▸ ASSIGNED TASK: Read through the listing below, and copy every line where the string "네트워크" appears.

▸ THE DATA:
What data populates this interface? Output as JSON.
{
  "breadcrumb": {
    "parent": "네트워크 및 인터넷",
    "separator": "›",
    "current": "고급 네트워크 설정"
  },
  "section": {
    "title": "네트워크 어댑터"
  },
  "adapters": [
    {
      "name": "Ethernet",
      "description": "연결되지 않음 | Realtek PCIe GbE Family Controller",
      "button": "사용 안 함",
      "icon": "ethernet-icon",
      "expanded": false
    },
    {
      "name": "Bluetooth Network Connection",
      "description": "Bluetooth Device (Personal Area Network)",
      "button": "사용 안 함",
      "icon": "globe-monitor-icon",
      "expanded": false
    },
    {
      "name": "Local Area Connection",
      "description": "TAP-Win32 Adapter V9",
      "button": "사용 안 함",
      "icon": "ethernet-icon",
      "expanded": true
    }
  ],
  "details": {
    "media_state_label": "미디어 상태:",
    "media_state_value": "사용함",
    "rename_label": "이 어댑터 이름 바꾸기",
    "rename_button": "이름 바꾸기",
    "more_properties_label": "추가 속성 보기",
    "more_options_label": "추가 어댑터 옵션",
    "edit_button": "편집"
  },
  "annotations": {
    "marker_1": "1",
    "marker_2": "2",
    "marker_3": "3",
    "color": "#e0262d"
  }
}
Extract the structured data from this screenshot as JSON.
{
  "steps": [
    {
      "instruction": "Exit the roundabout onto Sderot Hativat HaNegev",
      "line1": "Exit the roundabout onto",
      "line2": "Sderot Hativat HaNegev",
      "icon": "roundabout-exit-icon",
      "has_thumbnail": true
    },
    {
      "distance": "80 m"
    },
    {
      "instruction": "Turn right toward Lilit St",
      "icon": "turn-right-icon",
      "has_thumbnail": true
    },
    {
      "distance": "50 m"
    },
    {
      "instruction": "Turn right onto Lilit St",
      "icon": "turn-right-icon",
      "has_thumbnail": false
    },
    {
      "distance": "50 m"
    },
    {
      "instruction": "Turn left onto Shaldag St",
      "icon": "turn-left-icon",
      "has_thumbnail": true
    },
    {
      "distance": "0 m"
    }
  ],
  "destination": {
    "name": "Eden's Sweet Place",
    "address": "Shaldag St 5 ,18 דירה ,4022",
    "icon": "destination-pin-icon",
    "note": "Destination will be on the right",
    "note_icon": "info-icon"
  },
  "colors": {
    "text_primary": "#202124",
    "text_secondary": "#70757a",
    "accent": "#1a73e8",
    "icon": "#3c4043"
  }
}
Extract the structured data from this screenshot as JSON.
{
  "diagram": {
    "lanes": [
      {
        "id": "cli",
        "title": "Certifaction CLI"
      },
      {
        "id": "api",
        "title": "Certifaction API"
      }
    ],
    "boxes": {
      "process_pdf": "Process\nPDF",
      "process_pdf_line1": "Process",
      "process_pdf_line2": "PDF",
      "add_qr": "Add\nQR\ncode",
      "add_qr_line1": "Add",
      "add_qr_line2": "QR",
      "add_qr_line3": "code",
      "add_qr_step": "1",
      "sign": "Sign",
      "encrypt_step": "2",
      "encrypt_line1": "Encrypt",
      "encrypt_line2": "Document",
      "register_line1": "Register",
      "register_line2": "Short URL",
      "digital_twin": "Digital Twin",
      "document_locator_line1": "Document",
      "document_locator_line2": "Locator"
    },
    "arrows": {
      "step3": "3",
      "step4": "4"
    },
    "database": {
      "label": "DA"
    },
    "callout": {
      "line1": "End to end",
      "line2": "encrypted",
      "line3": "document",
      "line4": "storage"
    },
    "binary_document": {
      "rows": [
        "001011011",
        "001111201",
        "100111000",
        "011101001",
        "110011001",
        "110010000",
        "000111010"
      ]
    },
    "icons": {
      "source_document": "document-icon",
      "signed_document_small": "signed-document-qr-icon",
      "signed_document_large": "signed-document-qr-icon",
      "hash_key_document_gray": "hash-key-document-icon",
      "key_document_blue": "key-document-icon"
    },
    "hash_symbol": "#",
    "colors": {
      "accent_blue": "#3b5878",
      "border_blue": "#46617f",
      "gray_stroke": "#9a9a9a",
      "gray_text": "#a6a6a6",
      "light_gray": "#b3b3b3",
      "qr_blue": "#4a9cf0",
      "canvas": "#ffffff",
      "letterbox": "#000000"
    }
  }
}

▸ ANSWER FOR THE TASK:
    "parent": "네트워크 및 인터넷",
    "current": "고급 네트워크 설정"
    "title": "네트워크 어댑터"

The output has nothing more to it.